Menu
Home

Politics

Senate

McCain Questions U.S. Diplomatic Team's Cooperation in Afghanistan

mccain_120109.jpg

Sen. John McCain, right, speaks on Capitol Hill Dec. 1, accompanied by Senate Minority Leader Mitch McConnell, left, and Sen. Lamar Alexander. (AP Photo)

Sen. John McCain says he is concerned that the U.S. ambassador in Afghanistan may not be a team player and could stir trouble as the military enacts President Obama's plan to send 30,000 more U.S. troops to the country over six months. 

The 2008 Republican presidential candidate suggested Wednesday that leaked cables from Ambassador Karl Eikenberry that expressed reservations about a troop increase could speak to deeper problems and tension at the U.S. Embassy in Kabul. Eikenberry is a retired general who twice served President Bush in Afghanistan.

When they were leaked last month, the cables threw a wrench in the already arduous and lengthy decision-making process for Obama's national security team. 

"I have concerns about the civil side, within the embassy in Kabul. As you know the ambassador from there sent cables that were leaked that opposed the additional surge in Afghanistan," McCain told Fox News on Wednesday. 
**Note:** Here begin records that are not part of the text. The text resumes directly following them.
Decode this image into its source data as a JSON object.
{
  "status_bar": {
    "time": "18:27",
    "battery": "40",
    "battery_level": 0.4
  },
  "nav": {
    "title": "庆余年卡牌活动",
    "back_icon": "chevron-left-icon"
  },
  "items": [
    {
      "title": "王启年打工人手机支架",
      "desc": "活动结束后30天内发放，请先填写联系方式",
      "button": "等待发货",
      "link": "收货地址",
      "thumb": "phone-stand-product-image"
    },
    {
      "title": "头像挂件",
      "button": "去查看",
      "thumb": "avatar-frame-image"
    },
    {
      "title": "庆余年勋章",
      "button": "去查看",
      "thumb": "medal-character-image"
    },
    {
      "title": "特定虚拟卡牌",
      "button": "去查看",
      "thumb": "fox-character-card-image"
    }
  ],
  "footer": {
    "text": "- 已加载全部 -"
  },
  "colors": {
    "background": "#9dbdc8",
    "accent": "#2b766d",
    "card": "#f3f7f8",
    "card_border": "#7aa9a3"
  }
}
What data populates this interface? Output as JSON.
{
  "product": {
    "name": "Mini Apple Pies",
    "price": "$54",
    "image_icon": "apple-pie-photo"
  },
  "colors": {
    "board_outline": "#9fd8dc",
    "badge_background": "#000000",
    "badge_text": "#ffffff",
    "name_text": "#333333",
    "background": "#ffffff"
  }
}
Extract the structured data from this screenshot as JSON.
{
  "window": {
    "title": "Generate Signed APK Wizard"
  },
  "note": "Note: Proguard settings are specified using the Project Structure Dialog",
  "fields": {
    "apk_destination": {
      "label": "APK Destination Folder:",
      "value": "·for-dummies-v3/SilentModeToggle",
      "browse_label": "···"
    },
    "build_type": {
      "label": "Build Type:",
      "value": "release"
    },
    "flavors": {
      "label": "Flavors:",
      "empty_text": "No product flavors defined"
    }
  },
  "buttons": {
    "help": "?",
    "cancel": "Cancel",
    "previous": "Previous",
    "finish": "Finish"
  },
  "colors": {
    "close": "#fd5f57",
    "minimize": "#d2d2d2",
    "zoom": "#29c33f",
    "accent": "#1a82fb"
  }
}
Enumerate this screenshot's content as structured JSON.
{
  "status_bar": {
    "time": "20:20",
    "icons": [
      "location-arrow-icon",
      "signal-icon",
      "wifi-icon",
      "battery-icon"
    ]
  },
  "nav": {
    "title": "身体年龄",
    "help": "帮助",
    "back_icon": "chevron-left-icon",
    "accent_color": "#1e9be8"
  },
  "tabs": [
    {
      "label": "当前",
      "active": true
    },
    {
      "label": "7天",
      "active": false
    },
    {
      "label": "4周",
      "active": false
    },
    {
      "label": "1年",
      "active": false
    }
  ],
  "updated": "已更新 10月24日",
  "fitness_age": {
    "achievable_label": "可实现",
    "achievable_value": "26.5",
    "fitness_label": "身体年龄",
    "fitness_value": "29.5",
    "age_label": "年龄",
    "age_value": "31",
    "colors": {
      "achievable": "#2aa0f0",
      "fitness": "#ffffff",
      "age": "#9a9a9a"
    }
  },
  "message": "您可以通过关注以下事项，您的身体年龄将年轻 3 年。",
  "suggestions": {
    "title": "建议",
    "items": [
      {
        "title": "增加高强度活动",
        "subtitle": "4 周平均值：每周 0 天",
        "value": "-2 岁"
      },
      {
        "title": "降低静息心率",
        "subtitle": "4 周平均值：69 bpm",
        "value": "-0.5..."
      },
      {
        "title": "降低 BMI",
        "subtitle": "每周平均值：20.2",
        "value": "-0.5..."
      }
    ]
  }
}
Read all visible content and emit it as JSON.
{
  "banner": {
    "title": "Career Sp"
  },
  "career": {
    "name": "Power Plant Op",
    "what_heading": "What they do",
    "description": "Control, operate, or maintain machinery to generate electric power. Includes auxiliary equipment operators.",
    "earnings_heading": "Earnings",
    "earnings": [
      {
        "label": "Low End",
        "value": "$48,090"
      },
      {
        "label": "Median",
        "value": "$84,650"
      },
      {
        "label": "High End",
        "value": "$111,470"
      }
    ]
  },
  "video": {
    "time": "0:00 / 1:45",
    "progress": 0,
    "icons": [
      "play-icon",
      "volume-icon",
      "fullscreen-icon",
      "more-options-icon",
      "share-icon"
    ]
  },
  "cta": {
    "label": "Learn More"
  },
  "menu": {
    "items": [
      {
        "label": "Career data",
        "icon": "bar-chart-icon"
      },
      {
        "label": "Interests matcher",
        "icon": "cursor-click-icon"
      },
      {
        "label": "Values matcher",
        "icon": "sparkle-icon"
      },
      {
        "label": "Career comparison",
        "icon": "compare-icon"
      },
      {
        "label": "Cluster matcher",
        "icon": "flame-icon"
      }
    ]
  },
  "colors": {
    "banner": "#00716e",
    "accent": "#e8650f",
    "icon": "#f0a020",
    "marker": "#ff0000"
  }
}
The Arizona senator, who supports Obama's decision to send more troops but questions his decision to set a date for withdrawal, first raised his concerns about the diplomatic team on Tuesday afternoon. 

"I remain concerned about the civil-military side of it -- of the strategy, which has a lot to do with our embassy and civilian leadership in Kabul, which I hope will be addressed soon," he said. 

McCain acknowledged Wednesday that the military escalation is only one part of the war effort and needs a capable civilian effort to build the economic and political infrastructure in Afghanistan. 

But during a Senate Armed Services Committee hearing Wednesday that featured Defense Secretary Robert Gates and Secretary of State Hillary Clinton, McCain said a unified plan includes not only one that joins Afghan and U.S. forces, but one that joins U.S. military and diplomatic leaders.

"I'm also concerned by reports of divisions in our embassy, and by major differences between our commander and our ambassador," McCain said. 

"We can only succeed in Afghanistan if we have a joint civil-military campaign plan -- unified at every level, from top to bottom -- much as Ambassador (Ryan) Crocker and General (David) Petraeus established in Iraq during the surge. I look forward to hearing what progress we are making on creating such a joint civil-military effort."

Asked about the disconnect, Clinton said her team is entirely on board.

"There is no division, there is absolute unity and a commitment to carrying out the mission," she said.